The head of research at Norwegian investment bank Cleaves Securities sees plenty of potential for activity in a generally undervalued crude sector.
In what could be his final webinar ahead of a move to run shipping hedge fund Cleaves Asset Management (CAM), the analyst told investors that questions about takeovers were always good, although "a bit challenging to answer".
"If you look at the price now of these companies, you see Frontline trading at a slight premium to net asset value (NAV); that's the only one," he added.
Fellow Oslo-listed owners Okeanis Eco Tankers and Hunter Group are trading at 70% and 83% of NAV, respectively.
Ships for shares?
US tanker owners Teekay Tankers and International Seaways are even lower at 54% and 62%, Cleaves figures show. This compares to Frontline at 103% of NAV.
"At this point in the cycle you would expect to see ships-for-shares kind of transactions," Hannisdahl said.
"Frontline is perfectly positioned to print shares at net asset value and buy vessels," he added.
Hannisdahl said the John Fredriksen company is not in the market now, but the shipowner has bought other companies at deep discounts to net asset value so many times in the past.

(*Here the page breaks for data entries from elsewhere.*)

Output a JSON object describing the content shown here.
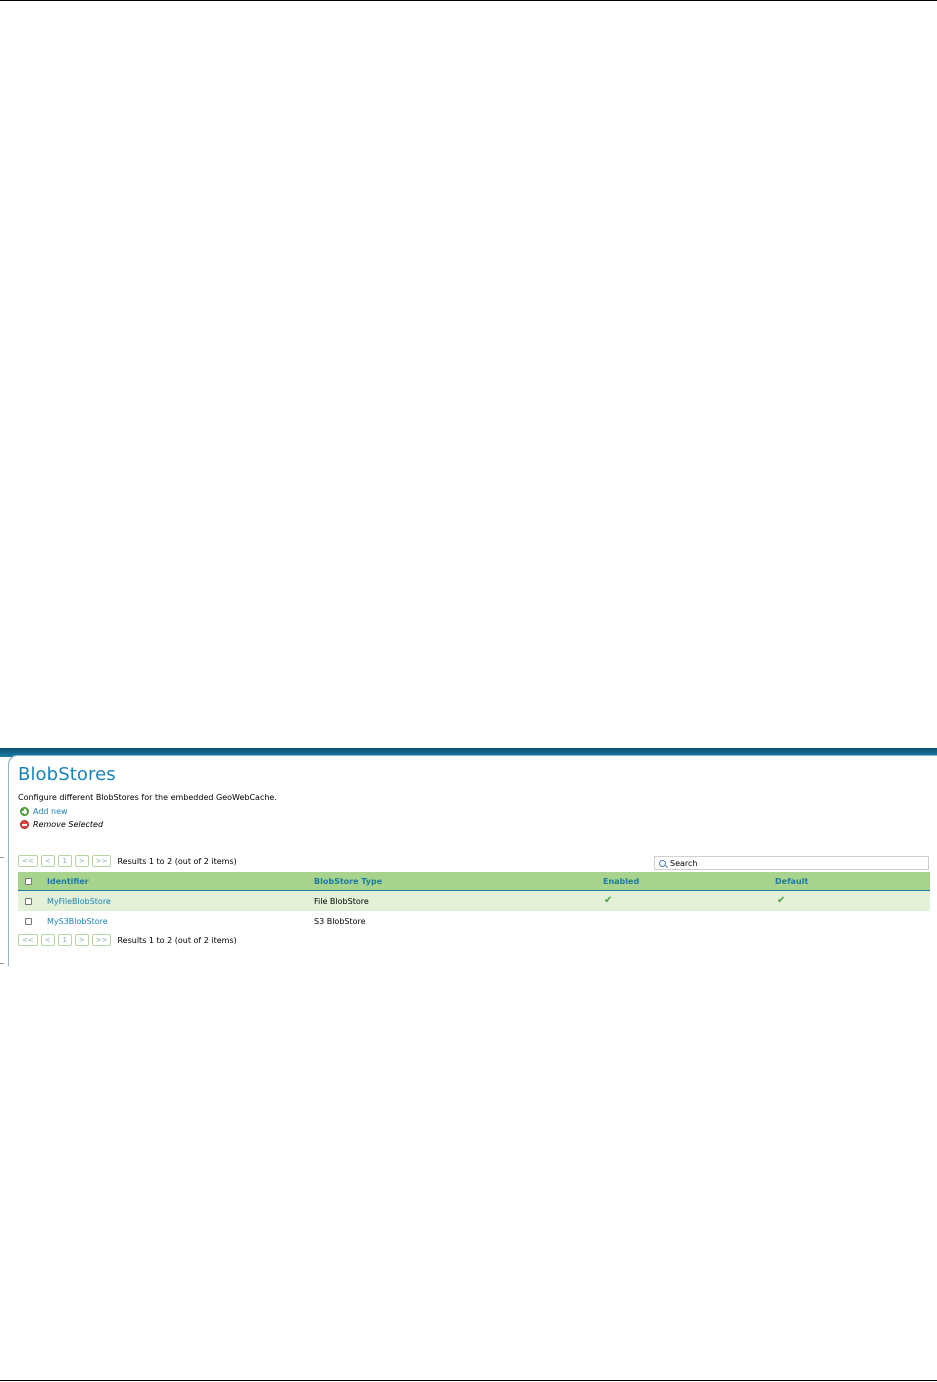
{
  "page": {
    "title": "BlobStores",
    "description": "Configure different BlobStores for the embedded GeoWebCache.",
    "actions": {
      "add_new": "Add new",
      "remove_selected": "Remove Selected"
    }
  },
  "pager": {
    "first": "<<",
    "prev": "<",
    "current_page": "1",
    "next": ">",
    "last": ">>",
    "results_text": "Results 1 to 2 (out of 2 items)"
  },
  "search": {
    "placeholder": "Search",
    "icon": "search-icon"
  },
  "table": {
    "columns": [
      "Identifier",
      "BlobStore Type",
      "Enabled",
      "Default"
    ],
    "rows": [
      {
        "identifier": "MyFileBlobStore",
        "type": "File BlobStore",
        "enabled": "✔",
        "default": "✔"
      },
      {
        "identifier": "MyS3BlobStore",
        "type": "S3 BlobStore",
        "enabled": "",
        "default": ""
      }
    ]
  },
  "colors": {
    "accent": "#1a82b8",
    "header_green": "#a8d38d",
    "row_green": "#e3f1d8",
    "check_green": "#4aa046",
    "add_icon": "#5fb146",
    "remove_icon": "#e2453c"
  }
}
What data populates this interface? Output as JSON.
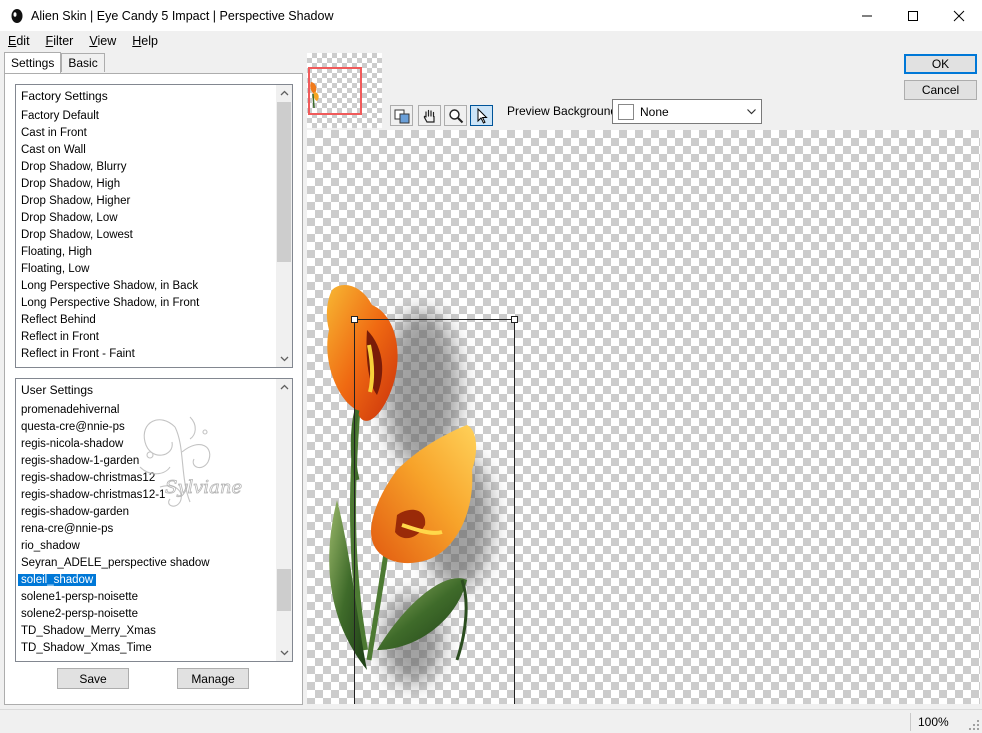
{
  "window": {
    "title": "Alien Skin | Eye Candy 5 Impact | Perspective Shadow"
  },
  "menu": [
    {
      "label": "Edit",
      "first": "E",
      "rest": "dit"
    },
    {
      "label": "Filter",
      "first": "F",
      "rest": "ilter"
    },
    {
      "label": "View",
      "first": "V",
      "rest": "iew"
    },
    {
      "label": "Help",
      "first": "H",
      "rest": "elp"
    }
  ],
  "tabs": {
    "settings": "Settings",
    "basic": "Basic"
  },
  "factory": {
    "header": "Factory Settings",
    "items": [
      "Factory Default",
      "Cast in Front",
      "Cast on Wall",
      "Drop Shadow, Blurry",
      "Drop Shadow, High",
      "Drop Shadow, Higher",
      "Drop Shadow, Low",
      "Drop Shadow, Lowest",
      "Floating, High",
      "Floating, Low",
      "Long Perspective Shadow, in Back",
      "Long Perspective Shadow, in Front",
      "Reflect Behind",
      "Reflect in Front",
      "Reflect in Front - Faint"
    ]
  },
  "user": {
    "header": "User Settings",
    "items": [
      "promenadehivernal",
      "questa-cre@nnie-ps",
      "regis-nicola-shadow",
      "regis-shadow-1-garden",
      "regis-shadow-christmas12",
      "regis-shadow-christmas12-1",
      "regis-shadow-garden",
      "rena-cre@nnie-ps",
      "rio_shadow",
      "Seyran_ADELE_perspective shadow",
      "soleil_shadow",
      "solene1-persp-noisette",
      "solene2-persp-noisette",
      "TD_Shadow_Merry_Xmas",
      "TD_Shadow_Xmas_Time"
    ],
    "selected_index": 10
  },
  "buttons": {
    "save": "Save",
    "manage": "Manage",
    "ok": "OK",
    "cancel": "Cancel"
  },
  "preview": {
    "background_label": "Preview Background:",
    "background_value": "None",
    "watermark": "Sylviane"
  },
  "status": {
    "zoom": "100%"
  },
  "colors": {
    "selection": "#0078d7",
    "nav_frame": "#f05a5a"
  }
}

"I'm sure Frontline's board is looking at that opportunity and no doubt are contemplating how they should play their hand. I think that's the most obvious one," he told the webinar.
Frontline has already been on the expansion trail this year.
Earlier this year, the company spent $180m on two 2019-built VLCCs from Okeanis and $566.8m on six VLCC resales believed to have been ordered by Greek shipowner Evangelos Pistiolis' Central Shipping.
Hannisdahl also said Belgium's Euronav and US owner DHT could soon rise above NAV as share prices climb.
The analyst added that once companies get to 110% of NAV, or more, they can print shares and buy ships.
"There's a lot of potential there, it's the dynamics of the market. There's going to be a lot of activity going forward," Hannisdahl added.
"I do think this is a bargain opportunity to buy the equities," he said.
The Cleaves analyst said the shipping fund move had been a long time coming and work has been underway since June last year to establish CAM, which will be marketed to "professional investors".
CAM's main investment instrument will be equities, but the portfolio will also include bonds and derivatives.